Every line of the records that holds the word "Next" should be copied out.

[[ Material to process open ]]

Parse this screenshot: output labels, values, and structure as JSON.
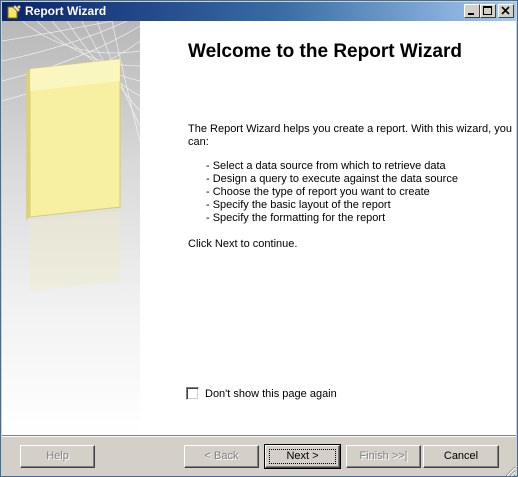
{
  "window": {
    "title": "Report Wizard",
    "icon": "report-wizard-app-icon",
    "controls": [
      "minimize-icon",
      "maximize-icon",
      "close-icon"
    ]
  },
  "main": {
    "heading": "Welcome to the Report Wizard",
    "intro": "The Report Wizard helps you create a report. With this wizard, you can:",
    "bullets": [
      "- Select a data source from which to retrieve data",
      "- Design a query to execute against the data source",
      "- Choose the type of report you want to create",
      "- Specify the basic layout of the report",
      "- Specify the formatting for the report"
    ],
    "continue_text": "Click Next to continue.",
    "dont_show_label": "Don't show this page again",
    "dont_show_checked": false
  },
  "footer": {
    "help": "Help",
    "back": "< Back",
    "next": "Next >",
    "finish": "Finish >>|",
    "cancel": "Cancel"
  },
  "colors": {
    "titlebar_start": "#0a246a",
    "titlebar_end": "#a6caf0",
    "dialog_face": "#d4d0c8",
    "content_bg": "#ffffff",
    "disabled_text": "#808080",
    "decor_yellow": "#f6f0a0"
  }
}
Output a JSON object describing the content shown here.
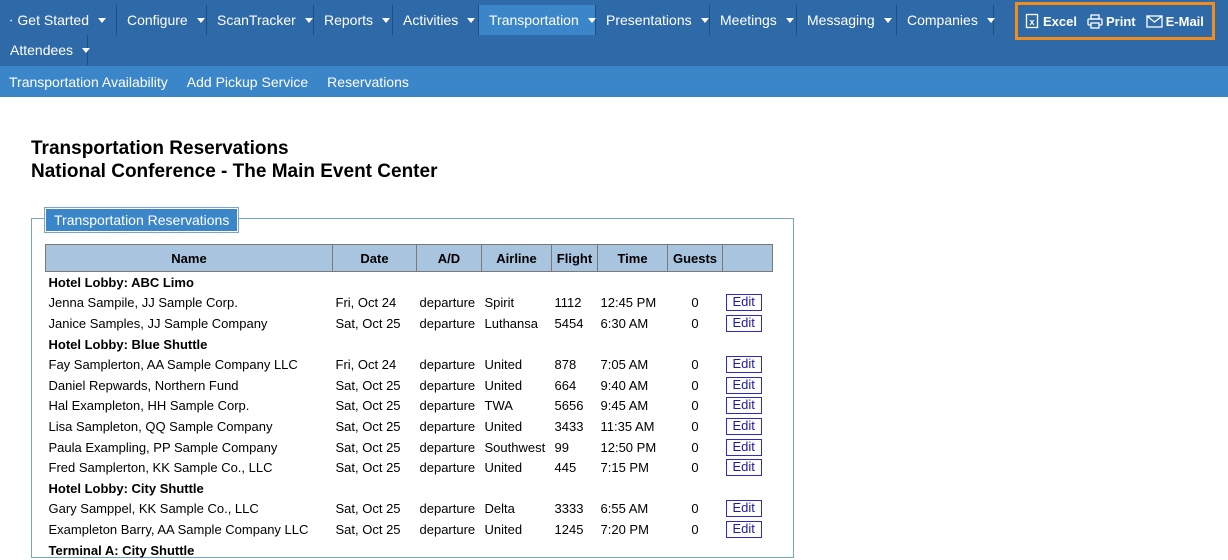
{
  "nav": {
    "row1": [
      {
        "label": "Get Started",
        "icon": "home-icon",
        "width": 117
      },
      {
        "label": "Configure",
        "width": 90
      },
      {
        "label": "ScanTracker",
        "width": 107
      },
      {
        "label": "Reports",
        "width": 79
      },
      {
        "label": "Activities",
        "width": 86
      },
      {
        "label": "Transportation",
        "width": 117,
        "active": true
      },
      {
        "label": "Presentations",
        "width": 114
      },
      {
        "label": "Meetings",
        "width": 87
      },
      {
        "label": "Messaging",
        "width": 100
      },
      {
        "label": "Companies",
        "width": 97
      }
    ],
    "row2": [
      {
        "label": "Attendees",
        "width": 88
      }
    ]
  },
  "tools": {
    "excel": "Excel",
    "print": "Print",
    "email": "E-Mail"
  },
  "subnav": [
    "Transportation Availability",
    "Add Pickup Service",
    "Reservations"
  ],
  "page": {
    "title1": "Transportation Reservations",
    "title2": "National Conference - The Main Event Center",
    "legend": "Transportation Reservations"
  },
  "table": {
    "headers": [
      "Name",
      "Date",
      "A/D",
      "Airline",
      "Flight",
      "Time",
      "Guests",
      ""
    ],
    "rows": [
      {
        "group": "Hotel Lobby: ABC Limo"
      },
      {
        "name": "Jenna Sampile, JJ Sample Corp.",
        "date": "Fri, Oct 24",
        "ad": "departure",
        "airline": "Spirit",
        "flight": "1112",
        "time": "12:45 PM",
        "guests": "0",
        "edit": "Edit"
      },
      {
        "name": "Janice Samples, JJ Sample Company",
        "date": "Sat, Oct 25",
        "ad": "departure",
        "airline": "Luthansa",
        "flight": "5454",
        "time": "6:30 AM",
        "guests": "0",
        "edit": "Edit"
      },
      {
        "group": "Hotel Lobby: Blue Shuttle"
      },
      {
        "name": "Fay Samplerton, AA Sample Company LLC",
        "date": "Fri, Oct 24",
        "ad": "departure",
        "airline": "United",
        "flight": "878",
        "time": "7:05 AM",
        "guests": "0",
        "edit": "Edit"
      },
      {
        "name": "Daniel Repwards, Northern Fund",
        "date": "Sat, Oct 25",
        "ad": "departure",
        "airline": "United",
        "flight": "664",
        "time": "9:40 AM",
        "guests": "0",
        "edit": "Edit"
      },
      {
        "name": "Hal Exampleton, HH Sample Corp.",
        "date": "Sat, Oct 25",
        "ad": "departure",
        "airline": "TWA",
        "flight": "5656",
        "time": "9:45 AM",
        "guests": "0",
        "edit": "Edit"
      },
      {
        "name": "Lisa Sampleton, QQ Sample Company",
        "date": "Sat, Oct 25",
        "ad": "departure",
        "airline": "United",
        "flight": "3433",
        "time": "11:35 AM",
        "guests": "0",
        "edit": "Edit"
      },
      {
        "name": "Paula Exampling, PP Sample Company",
        "date": "Sat, Oct 25",
        "ad": "departure",
        "airline": "Southwest",
        "flight": "99",
        "time": "12:50 PM",
        "guests": "0",
        "edit": "Edit"
      },
      {
        "name": "Fred Samplerton, KK Sample Co., LLC",
        "date": "Sat, Oct 25",
        "ad": "departure",
        "airline": "United",
        "flight": "445",
        "time": "7:15 PM",
        "guests": "0",
        "edit": "Edit"
      },
      {
        "group": "Hotel Lobby: City Shuttle"
      },
      {
        "name": "Gary Samppel, KK Sample Co., LLC",
        "date": "Sat, Oct 25",
        "ad": "departure",
        "airline": "Delta",
        "flight": "3333",
        "time": "6:55 AM",
        "guests": "0",
        "edit": "Edit"
      },
      {
        "name": "Exampleton Barry, AA Sample Company LLC",
        "date": "Sat, Oct 25",
        "ad": "departure",
        "airline": "United",
        "flight": "1245",
        "time": "7:20 PM",
        "guests": "0",
        "edit": "Edit"
      },
      {
        "group": "Terminal A: City Shuttle"
      }
    ]
  },
  "colors": {
    "nav": "#2f6aa8",
    "active": "#3b86c8",
    "highlight": "#f28c1b",
    "header": "#a9c4df"
  }
}
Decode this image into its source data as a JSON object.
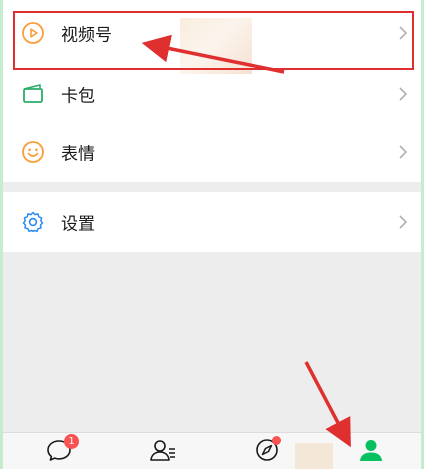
{
  "menu": {
    "items": [
      {
        "label": "视频号",
        "icon": "channels-icon",
        "icon_color": "#fa9d3b"
      },
      {
        "label": "卡包",
        "icon": "card-wallet-icon",
        "icon_color": "#2aae67"
      },
      {
        "label": "表情",
        "icon": "sticker-icon",
        "icon_color": "#fa9d3b"
      },
      {
        "label": "设置",
        "icon": "gear-icon",
        "icon_color": "#2d8cf0"
      }
    ]
  },
  "tabbar": {
    "chats_badge": "1",
    "active_color": "#07c160",
    "tabs": [
      {
        "icon": "chat-bubble-icon",
        "active": false
      },
      {
        "icon": "contacts-icon",
        "active": false
      },
      {
        "icon": "compass-icon",
        "active": false
      },
      {
        "icon": "person-icon",
        "active": true
      }
    ]
  },
  "annotations": {
    "color": "#e02f2f"
  }
}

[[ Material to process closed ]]

* Solved exercise
    "continue_text": "Click Next to continue.",
    "next": "Next >",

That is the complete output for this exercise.